Your objective:
Search the data for "flottant". Each line containing it is to be copied.

*** Opening Input for this task ***

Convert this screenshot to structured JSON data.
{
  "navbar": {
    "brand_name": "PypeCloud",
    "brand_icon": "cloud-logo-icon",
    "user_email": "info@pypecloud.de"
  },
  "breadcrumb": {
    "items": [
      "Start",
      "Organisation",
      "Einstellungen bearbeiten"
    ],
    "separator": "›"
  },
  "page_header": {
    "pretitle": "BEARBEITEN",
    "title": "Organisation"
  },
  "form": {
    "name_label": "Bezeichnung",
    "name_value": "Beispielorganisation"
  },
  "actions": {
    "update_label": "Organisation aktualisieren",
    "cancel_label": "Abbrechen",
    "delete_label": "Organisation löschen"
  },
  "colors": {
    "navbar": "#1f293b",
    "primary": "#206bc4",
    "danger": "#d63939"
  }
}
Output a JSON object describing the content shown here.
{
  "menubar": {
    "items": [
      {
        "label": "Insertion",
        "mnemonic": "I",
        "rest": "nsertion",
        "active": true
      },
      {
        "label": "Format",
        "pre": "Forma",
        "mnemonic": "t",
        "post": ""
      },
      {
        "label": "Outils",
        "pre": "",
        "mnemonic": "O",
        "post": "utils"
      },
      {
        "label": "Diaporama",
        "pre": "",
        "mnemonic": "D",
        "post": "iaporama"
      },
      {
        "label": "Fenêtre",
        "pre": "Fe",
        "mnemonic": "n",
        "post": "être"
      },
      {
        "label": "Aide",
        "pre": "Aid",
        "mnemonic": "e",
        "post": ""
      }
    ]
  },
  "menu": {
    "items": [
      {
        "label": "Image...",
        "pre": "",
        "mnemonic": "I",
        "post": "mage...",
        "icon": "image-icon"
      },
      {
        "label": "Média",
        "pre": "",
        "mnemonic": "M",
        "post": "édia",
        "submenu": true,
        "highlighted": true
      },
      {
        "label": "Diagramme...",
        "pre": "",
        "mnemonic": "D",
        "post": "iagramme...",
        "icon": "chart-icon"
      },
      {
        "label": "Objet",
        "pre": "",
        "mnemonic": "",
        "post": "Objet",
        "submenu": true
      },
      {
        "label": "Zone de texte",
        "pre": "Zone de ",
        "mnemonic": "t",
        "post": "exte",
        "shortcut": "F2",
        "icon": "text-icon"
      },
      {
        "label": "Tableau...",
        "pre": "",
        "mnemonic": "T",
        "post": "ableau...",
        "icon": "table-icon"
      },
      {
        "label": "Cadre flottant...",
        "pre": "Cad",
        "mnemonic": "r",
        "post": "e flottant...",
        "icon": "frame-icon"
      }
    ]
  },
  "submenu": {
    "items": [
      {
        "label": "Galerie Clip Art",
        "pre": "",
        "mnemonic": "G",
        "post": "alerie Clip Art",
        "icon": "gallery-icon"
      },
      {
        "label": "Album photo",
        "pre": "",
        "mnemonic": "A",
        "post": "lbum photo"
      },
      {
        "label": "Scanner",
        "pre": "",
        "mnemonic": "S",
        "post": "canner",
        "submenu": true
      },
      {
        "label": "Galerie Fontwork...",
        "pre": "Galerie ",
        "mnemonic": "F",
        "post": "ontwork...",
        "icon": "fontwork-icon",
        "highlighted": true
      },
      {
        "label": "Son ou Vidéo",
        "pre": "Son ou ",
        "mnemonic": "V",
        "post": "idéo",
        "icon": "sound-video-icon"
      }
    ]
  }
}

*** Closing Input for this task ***

Result:
        "label": "Cadre flottant...",
        "post": "e flottant...",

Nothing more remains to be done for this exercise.